_WORK ORDER_
Return the records in full, with every character preserved.

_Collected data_

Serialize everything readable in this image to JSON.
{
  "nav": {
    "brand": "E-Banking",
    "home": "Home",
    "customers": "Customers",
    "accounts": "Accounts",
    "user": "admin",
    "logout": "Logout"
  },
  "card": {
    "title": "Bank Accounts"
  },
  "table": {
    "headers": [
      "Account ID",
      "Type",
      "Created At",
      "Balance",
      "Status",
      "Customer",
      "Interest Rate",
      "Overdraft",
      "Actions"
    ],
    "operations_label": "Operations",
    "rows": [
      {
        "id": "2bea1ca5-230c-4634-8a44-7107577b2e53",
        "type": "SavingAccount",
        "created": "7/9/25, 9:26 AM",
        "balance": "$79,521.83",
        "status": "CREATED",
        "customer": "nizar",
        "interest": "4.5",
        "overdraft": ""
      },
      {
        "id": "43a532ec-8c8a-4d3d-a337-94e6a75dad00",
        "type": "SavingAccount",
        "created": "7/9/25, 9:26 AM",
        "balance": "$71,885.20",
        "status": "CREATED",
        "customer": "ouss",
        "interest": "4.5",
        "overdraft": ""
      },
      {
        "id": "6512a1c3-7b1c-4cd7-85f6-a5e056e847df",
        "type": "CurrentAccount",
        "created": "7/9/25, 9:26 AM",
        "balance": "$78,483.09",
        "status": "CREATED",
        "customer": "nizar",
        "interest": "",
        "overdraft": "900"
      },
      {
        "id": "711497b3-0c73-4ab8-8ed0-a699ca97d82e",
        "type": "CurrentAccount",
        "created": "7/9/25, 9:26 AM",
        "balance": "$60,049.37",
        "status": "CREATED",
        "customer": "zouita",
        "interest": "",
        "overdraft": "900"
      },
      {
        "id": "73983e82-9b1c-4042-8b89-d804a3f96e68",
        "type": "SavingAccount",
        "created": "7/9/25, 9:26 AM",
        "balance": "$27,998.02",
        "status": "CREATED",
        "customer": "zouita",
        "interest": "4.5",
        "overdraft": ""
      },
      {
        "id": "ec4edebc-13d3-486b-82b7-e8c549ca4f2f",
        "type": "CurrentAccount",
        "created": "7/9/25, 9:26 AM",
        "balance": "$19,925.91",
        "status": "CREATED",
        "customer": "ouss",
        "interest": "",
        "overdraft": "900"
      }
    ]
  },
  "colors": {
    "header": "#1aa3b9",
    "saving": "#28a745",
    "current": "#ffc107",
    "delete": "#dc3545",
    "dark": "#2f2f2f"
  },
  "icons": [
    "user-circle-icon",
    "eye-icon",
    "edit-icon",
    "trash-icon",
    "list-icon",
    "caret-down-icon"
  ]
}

_RESPONSE TO THIS EXERCISE_
Serialize everything readable in this image to JSON.
{
  "nav": {
    "brand": "E-Banking",
    "home": "Home",
    "customers": "Customers",
    "accounts": "Accounts",
    "user": "admin",
    "logout": "Logout"
  },
  "card": {
    "title": "Bank Accounts"
  },
  "table": {
    "headers": [
      "Account ID",
      "Type",
      "Created At",
      "Balance",
      "Status",
      "Customer",
      "Interest Rate",
      "Overdraft",
      "Actions"
    ],
    "operations_label": "Operations",
    "rows": [
      {
        "id": "2bea1ca5-230c-4634-8a44-7107577b2e53",
        "type": "SavingAccount",
        "created": "7/9/25, 9:26 AM",
        "balance": "$79,521.83",
        "status": "CREATED",
        "customer": "nizar",
        "interest": "4.5",
        "overdraft": ""
      },
      {
        "id": "43a532ec-8c8a-4d3d-a337-94e6a75dad00",
        "type": "SavingAccount",
        "created": "7/9/25, 9:26 AM",
        "balance": "$71,885.20",
        "status": "CREATED",
        "customer": "ouss",
        "interest": "4.5",
        "overdraft": ""
      },
      {
        "id": "6512a1c3-7b1c-4cd7-85f6-a5e056e847df",
        "type": "CurrentAccount",
        "created": "7/9/25, 9:26 AM",
        "balance": "$78,483.09",
        "status": "CREATED",
        "customer": "nizar",
        "interest": "",
        "overdraft": "900"
      },
      {
        "id": "711497b3-0c73-4ab8-8ed0-a699ca97d82e",
        "type": "CurrentAccount",
        "created": "7/9/25, 9:26 AM",
        "balance": "$60,049.37",
        "status": "CREATED",
        "customer": "zouita",
        "interest": "",
        "overdraft": "900"
      },
      {
        "id": "73983e82-9b1c-4042-8b89-d804a3f96e68",
        "type": "SavingAccount",
        "created": "7/9/25, 9:26 AM",
        "balance": "$27,998.02",
        "status": "CREATED",
        "customer": "zouita",
        "interest": "4.5",
        "overdraft": ""
      },
      {
        "id": "ec4edebc-13d3-486b-82b7-e8c549ca4f2f",
        "type": "CurrentAccount",
        "created": "7/9/25, 9:26 AM",
        "balance": "$19,925.91",
        "status": "CREATED",
        "customer": "ouss",
        "interest": "",
        "overdraft": "900"
      }
    ]
  },
  "colors": {
    "header": "#1aa3b9",
    "saving": "#28a745",
    "current": "#ffc107",
    "delete": "#dc3545",
    "dark": "#2f2f2f"
  },
  "icons": [
    "user-circle-icon",
    "eye-icon",
    "edit-icon",
    "trash-icon",
    "list-icon",
    "caret-down-icon"
  ]
}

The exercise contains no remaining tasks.